◆ **DIRECTIONS FOR THIS TASK**
Filter the data below, keeping only lines that contain "tiền".

◆ **SOURCE DATA**
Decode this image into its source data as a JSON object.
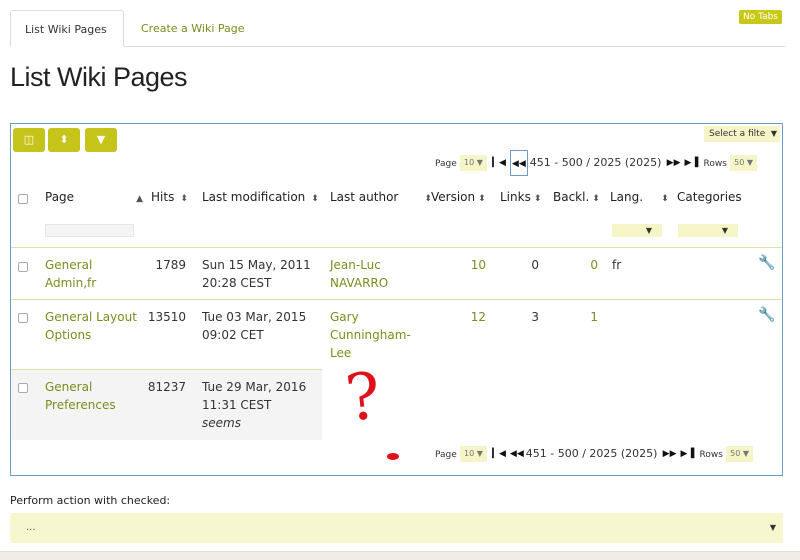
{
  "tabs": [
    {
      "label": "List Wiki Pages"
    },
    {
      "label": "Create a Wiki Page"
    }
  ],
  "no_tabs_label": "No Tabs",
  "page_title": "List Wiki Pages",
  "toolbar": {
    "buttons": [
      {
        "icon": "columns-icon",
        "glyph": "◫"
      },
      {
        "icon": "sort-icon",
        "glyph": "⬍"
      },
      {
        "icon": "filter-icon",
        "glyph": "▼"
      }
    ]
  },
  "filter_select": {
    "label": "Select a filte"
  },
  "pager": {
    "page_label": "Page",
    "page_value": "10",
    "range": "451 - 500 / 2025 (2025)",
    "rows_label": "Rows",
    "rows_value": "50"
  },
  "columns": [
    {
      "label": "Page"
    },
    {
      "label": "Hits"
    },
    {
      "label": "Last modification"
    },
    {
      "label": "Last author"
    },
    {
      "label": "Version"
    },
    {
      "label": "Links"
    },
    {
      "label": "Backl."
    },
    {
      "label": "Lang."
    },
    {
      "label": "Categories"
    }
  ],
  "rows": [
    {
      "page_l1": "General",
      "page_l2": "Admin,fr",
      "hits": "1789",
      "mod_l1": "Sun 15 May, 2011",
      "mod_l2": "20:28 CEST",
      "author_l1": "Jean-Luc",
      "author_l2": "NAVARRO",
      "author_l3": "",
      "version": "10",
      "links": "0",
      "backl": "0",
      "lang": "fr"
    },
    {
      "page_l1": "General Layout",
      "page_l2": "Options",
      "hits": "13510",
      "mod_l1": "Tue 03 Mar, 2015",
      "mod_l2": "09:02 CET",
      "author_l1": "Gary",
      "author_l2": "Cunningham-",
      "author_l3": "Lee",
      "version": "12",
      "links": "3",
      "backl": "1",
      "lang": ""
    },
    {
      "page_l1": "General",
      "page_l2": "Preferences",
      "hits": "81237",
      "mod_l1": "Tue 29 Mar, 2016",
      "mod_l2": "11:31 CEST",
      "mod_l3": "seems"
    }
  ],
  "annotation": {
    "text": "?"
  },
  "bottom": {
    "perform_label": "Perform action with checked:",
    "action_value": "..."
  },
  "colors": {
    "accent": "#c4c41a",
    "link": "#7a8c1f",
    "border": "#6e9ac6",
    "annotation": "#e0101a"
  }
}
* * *
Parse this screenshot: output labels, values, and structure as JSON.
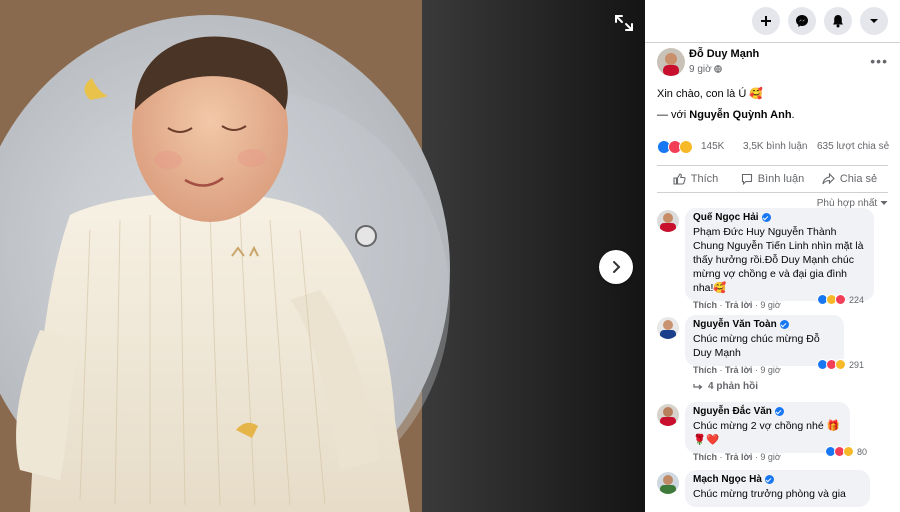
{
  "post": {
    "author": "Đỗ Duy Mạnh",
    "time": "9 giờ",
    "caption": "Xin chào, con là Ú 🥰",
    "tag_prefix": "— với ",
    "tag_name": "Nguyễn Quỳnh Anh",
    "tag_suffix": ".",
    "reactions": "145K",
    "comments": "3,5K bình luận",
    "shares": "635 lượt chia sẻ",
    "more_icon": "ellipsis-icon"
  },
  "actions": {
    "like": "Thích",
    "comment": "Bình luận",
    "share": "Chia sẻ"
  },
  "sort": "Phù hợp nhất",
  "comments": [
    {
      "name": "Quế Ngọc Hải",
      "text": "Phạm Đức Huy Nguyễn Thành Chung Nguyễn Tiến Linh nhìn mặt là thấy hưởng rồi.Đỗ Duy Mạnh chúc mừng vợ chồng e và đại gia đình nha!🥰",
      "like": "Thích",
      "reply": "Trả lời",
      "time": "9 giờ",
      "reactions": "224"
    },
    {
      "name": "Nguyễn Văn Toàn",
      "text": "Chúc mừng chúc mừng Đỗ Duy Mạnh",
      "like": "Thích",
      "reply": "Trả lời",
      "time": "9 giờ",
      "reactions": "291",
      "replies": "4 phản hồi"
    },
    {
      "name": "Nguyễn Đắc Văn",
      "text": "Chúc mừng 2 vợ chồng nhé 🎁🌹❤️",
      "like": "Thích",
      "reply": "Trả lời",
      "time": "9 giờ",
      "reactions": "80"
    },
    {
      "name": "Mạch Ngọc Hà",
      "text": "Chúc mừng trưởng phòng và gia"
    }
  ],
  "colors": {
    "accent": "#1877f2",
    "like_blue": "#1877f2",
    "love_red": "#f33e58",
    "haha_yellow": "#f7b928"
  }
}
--
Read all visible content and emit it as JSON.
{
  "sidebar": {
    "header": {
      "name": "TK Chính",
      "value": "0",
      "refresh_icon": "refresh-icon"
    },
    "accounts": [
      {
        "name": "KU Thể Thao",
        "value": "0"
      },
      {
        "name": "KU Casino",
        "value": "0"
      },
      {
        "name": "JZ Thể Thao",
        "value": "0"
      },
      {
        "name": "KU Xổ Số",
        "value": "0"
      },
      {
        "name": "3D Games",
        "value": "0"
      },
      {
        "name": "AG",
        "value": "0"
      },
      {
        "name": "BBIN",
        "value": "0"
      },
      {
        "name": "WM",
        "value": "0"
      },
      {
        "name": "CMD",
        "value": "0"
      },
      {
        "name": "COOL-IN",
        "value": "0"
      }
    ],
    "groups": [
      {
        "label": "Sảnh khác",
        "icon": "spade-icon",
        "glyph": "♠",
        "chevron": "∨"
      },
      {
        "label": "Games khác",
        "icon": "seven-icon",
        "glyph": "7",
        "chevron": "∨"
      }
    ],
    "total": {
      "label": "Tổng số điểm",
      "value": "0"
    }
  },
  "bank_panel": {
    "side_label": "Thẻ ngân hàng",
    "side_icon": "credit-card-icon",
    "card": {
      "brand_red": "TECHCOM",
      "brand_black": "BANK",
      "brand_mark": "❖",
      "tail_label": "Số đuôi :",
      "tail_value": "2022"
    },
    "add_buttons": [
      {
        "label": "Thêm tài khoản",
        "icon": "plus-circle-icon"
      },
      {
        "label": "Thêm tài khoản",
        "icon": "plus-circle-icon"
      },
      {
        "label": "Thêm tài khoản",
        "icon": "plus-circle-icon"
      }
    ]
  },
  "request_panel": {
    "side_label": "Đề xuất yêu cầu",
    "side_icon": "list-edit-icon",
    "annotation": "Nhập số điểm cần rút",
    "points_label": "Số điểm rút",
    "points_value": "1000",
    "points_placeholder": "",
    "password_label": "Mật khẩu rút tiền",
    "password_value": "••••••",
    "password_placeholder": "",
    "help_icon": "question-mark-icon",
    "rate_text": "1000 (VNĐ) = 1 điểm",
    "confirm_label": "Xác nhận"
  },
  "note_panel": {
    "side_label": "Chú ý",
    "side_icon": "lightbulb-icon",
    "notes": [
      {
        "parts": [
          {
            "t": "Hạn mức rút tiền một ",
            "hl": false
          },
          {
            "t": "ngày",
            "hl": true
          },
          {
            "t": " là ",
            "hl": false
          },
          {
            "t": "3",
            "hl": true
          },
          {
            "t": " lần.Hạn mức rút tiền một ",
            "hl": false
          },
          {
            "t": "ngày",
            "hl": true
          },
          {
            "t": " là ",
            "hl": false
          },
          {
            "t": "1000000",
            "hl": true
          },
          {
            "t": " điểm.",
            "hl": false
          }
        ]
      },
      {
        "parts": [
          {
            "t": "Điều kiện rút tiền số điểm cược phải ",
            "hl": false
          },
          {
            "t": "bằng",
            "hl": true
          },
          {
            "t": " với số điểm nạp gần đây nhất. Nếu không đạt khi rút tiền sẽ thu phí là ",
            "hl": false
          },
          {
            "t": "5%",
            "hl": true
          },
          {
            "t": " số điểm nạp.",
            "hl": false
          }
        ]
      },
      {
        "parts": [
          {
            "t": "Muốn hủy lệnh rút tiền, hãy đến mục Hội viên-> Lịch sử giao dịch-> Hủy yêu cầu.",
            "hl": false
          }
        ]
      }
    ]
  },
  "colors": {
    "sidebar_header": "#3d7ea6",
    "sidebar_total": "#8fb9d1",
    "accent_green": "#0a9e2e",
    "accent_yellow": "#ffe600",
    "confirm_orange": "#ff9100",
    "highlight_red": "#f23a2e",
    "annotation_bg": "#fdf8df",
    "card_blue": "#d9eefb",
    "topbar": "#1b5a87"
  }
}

◆ **RESULT FOR THIS TASK**
    "password_label": "Mật khẩu rút tiền",
            "t": "Hạn mức rút tiền một ",
            "t": " lần.Hạn mức rút tiền một ",
            "t": "Điều kiện rút tiền số điểm cược phải ",
            "t": " với số điểm nạp gần đây nhất. Nếu không đạt khi rút tiền sẽ thu phí là ",
            "t": "Muốn hủy lệnh rút tiền, hãy đến mục Hội viên-> Lịch sử giao dịch-> Hủy yêu cầu.",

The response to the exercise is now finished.